Task directions: Go through the data and copy every line in which "heading" appears.

*-*-*

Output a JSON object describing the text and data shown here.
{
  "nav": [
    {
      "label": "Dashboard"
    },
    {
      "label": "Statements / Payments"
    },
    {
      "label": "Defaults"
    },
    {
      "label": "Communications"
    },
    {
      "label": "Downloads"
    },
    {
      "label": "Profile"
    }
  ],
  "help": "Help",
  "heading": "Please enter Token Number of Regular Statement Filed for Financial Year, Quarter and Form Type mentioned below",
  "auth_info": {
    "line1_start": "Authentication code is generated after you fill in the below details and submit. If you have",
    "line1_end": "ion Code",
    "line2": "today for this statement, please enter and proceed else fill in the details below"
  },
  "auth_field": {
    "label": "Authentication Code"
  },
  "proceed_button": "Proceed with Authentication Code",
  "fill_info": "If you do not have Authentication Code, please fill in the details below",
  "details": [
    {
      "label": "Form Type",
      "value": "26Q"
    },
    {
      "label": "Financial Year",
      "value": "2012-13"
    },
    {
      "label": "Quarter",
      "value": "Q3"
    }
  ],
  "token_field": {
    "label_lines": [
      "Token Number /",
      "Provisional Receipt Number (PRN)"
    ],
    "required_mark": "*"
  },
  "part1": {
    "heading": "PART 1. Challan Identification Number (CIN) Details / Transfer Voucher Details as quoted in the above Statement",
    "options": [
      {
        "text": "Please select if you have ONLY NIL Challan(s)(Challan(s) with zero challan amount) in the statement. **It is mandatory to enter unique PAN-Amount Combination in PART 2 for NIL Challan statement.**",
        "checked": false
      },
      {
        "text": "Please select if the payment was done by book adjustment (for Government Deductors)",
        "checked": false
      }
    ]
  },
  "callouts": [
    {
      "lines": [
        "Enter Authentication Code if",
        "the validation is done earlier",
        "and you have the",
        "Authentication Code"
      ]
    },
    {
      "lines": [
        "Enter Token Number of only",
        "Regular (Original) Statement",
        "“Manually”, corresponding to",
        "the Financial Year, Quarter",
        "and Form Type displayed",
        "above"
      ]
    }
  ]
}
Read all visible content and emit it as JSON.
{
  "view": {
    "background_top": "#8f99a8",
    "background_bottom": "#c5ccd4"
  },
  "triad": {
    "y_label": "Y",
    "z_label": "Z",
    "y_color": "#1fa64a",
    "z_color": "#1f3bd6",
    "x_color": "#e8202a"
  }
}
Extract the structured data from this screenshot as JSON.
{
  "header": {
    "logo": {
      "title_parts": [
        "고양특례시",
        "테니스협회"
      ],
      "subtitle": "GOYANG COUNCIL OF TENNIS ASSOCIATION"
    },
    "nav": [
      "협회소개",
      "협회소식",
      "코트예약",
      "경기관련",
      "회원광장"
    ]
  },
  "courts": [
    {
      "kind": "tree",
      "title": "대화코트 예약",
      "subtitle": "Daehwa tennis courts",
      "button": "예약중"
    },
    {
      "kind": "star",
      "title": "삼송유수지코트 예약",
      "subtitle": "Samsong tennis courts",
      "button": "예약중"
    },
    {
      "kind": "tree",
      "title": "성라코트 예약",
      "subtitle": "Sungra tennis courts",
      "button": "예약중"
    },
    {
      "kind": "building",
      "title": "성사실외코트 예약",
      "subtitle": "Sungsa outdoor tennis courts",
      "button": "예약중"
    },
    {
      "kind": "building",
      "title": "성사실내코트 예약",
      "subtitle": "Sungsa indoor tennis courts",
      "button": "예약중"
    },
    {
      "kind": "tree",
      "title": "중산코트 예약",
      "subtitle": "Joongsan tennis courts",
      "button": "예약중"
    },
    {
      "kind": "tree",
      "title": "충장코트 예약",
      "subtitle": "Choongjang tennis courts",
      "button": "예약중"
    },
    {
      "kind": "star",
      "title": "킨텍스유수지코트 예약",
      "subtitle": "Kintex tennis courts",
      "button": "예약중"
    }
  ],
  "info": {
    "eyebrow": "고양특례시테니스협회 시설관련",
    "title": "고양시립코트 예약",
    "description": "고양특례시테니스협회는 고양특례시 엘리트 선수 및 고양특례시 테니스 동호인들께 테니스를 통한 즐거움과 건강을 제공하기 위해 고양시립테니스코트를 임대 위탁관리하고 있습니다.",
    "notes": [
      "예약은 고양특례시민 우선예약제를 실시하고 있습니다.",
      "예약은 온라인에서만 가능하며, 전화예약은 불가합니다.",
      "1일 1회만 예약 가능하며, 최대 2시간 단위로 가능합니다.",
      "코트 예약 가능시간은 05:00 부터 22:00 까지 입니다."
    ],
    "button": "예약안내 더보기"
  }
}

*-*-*

Exercise answer:
  "heading": "Please enter Token Number of Regular Statement Filed for Financial Year, Quarter and Form Type mentioned below",
    "heading": "PART 1. Challan Identification Number (CIN) Details / Transfer Voucher Details as quoted in the above Statement",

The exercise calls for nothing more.